Applying Machine Learning to the Universe's Mysteries

#artificialintelligence

Computers can beat chess champions, simulate star explosions, and forecast global climate. They are also being trained as infallible problem-solvers and fast learners. And now, physicists at the U.S. Department of Energy's Lawrence Berkeley National Laboratory and their collaborators have demonstrated that computers are ready to tackle the universe's greatest mysteries. The team used thousands of images from simulated high-energy particle collisions to train computer networks to identify important features. The researchers programmed powerful arrays known as neural networks to serve as a sort of hive-like digital brain in analyzing and interpreting the images of the simulated particle debris left over from the collisions.


Applying machine learning to the universe's mysteries

#artificialintelligence

Computers can beat chess champions, simulate star explosions, and forecast global climate. We are even teaching them to be infallible problem-solvers and fast learners.


Video game tests your skills in a climate change apocalypse

Daily Mail - Science & tech

A new video game pulls inspiration from the nostalgic 1980s game'Oregon Trail', but adds a futuristic twist where gamers can test their skills in a climate change apocalypse. Called'Climate Trail', refugees travel through a world destroyed by climate change while encountering dangerous scenarios, such as heatwaves and melting Artic ice, until they reach a safe zone in Canada. Characters in the game will also stop along the path to share scientific facts about global warming, sea level rise and greenhouse gas emissions throughout the game. In ' Climate Trail ' refugees travel through a world destroyed by climate change while encountering dangerous scenarios, such as heatwaves and melting Artic ice, until they reach a safe zone in Canada The Oregon Trail became a hallmark in elementary schools in the 1980s and was designed to teach children about the lives of 19th-century pioneers as they traveled across the United States in search of a better life.
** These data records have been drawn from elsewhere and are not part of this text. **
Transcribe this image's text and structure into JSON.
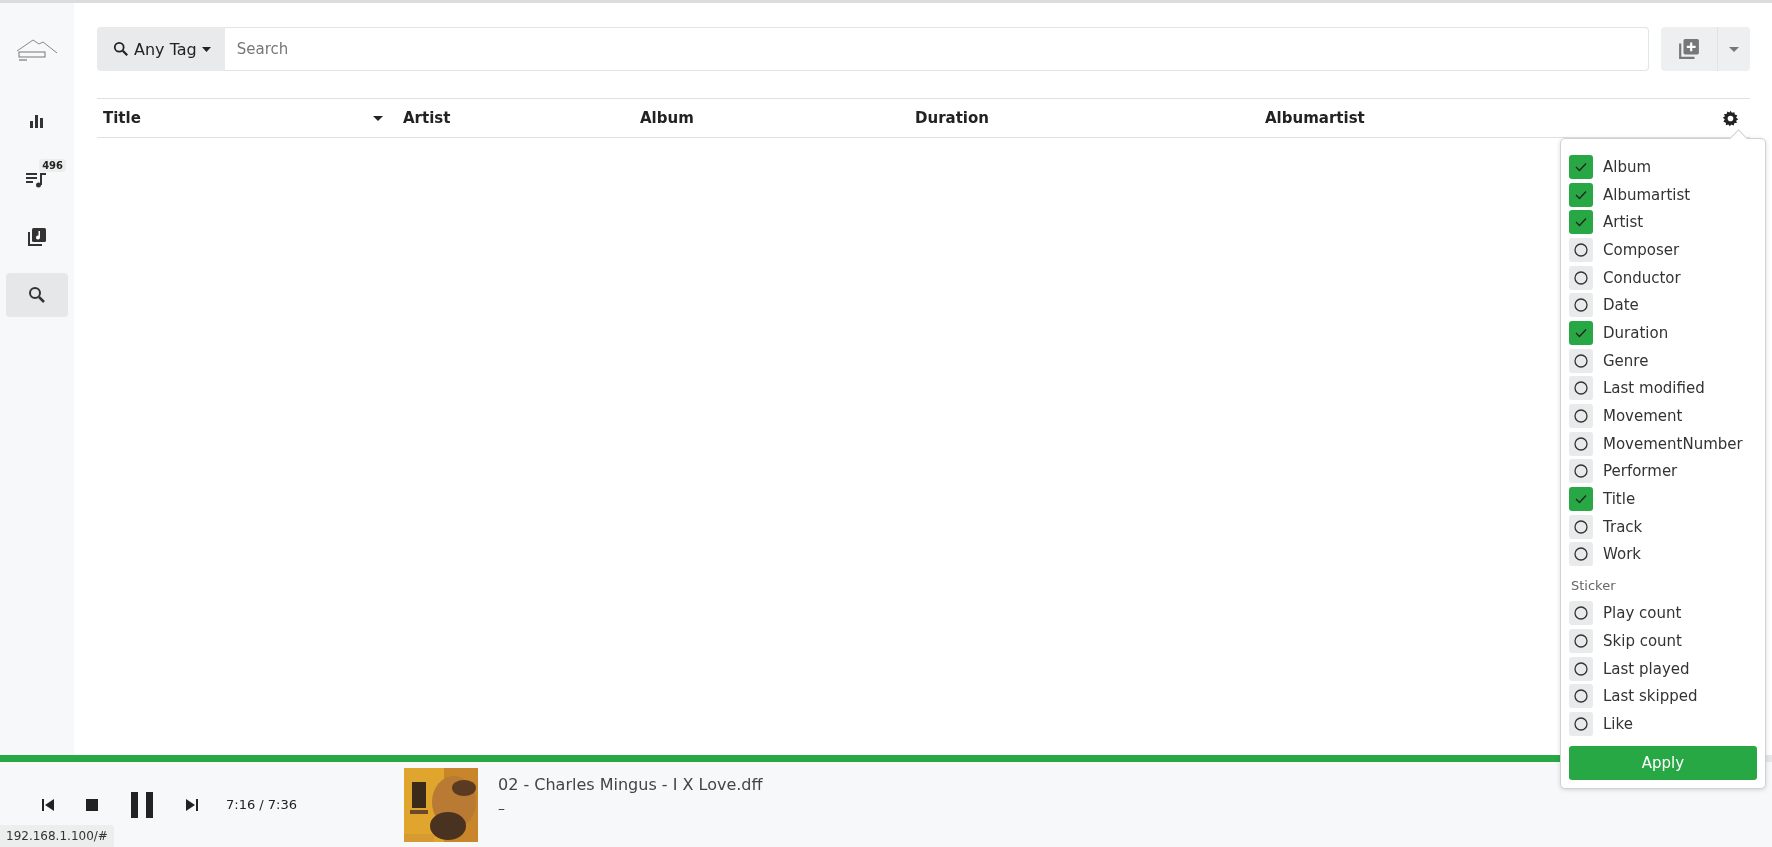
{
  "sidebar": {
    "items": [
      {
        "kind": "stats",
        "selected": false
      },
      {
        "kind": "queue",
        "badge": "496",
        "selected": false
      },
      {
        "kind": "library",
        "selected": false
      },
      {
        "kind": "search",
        "selected": true
      }
    ]
  },
  "search": {
    "tag_button": "Any Tag",
    "placeholder": "Search"
  },
  "table": {
    "columns": [
      {
        "label": "Title",
        "sorted": true
      },
      {
        "label": "Artist",
        "sorted": false
      },
      {
        "label": "Album",
        "sorted": false
      },
      {
        "label": "Duration",
        "sorted": false
      },
      {
        "label": "Albumartist",
        "sorted": false
      }
    ]
  },
  "column_menu": {
    "tags": [
      {
        "label": "Album",
        "checked": true
      },
      {
        "label": "Albumartist",
        "checked": true
      },
      {
        "label": "Artist",
        "checked": true
      },
      {
        "label": "Composer",
        "checked": false
      },
      {
        "label": "Conductor",
        "checked": false
      },
      {
        "label": "Date",
        "checked": false
      },
      {
        "label": "Duration",
        "checked": true
      },
      {
        "label": "Genre",
        "checked": false
      },
      {
        "label": "Last modified",
        "checked": false
      },
      {
        "label": "Movement",
        "checked": false
      },
      {
        "label": "MovementNumber",
        "checked": false
      },
      {
        "label": "Performer",
        "checked": false
      },
      {
        "label": "Title",
        "checked": true
      },
      {
        "label": "Track",
        "checked": false
      },
      {
        "label": "Work",
        "checked": false
      }
    ],
    "sticker_heading": "Sticker",
    "stickers": [
      {
        "label": "Play count",
        "checked": false
      },
      {
        "label": "Skip count",
        "checked": false
      },
      {
        "label": "Last played",
        "checked": false
      },
      {
        "label": "Last skipped",
        "checked": false
      },
      {
        "label": "Like",
        "checked": false
      }
    ],
    "apply": "Apply"
  },
  "player": {
    "progress": {
      "level": 0.96
    },
    "playing": true,
    "time": "7:16 / 7:36",
    "track": "02 - Charles Mingus - I X Love.dff",
    "subtitle": "–"
  },
  "status_url": "192.168.1.100/#"
}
The player assumes the role of a wagon leader guiding a party of settlers from Independence, Missouri, to Oregon's Willamette Valley via a covered wagon in 1848.


Using Machine Learning to Solving the Universe's Mysteries

#artificialintelligence

Computers can beat chess champions, simulate star explosions, and forecast global climate. We are even teaching them to be infallible problem-solvers and fast learners. And now, physicists at the Department of Energy's Lawrence Berkeley National Laboratory (Berkeley Lab) and their collaborators have demonstrated that computers are ready to tackle the universe's greatest mysteries. The team fed thousands of images from simulated high-energy particle collisions to train computer networks to identify important features. The researchers programmed powerful arrays known as neural networks to serve as a sort of hivelike digital brain in analyzing and interpreting the images of the simulated particle debris left over from the collisions.


Applying Machine Learning to the Universe's Mysteries

#artificialintelligence

Computers can beat chess champions, simulate star explosions, and forecast global climate. We are even teaching them to be infallible problem-solvers and fast learners.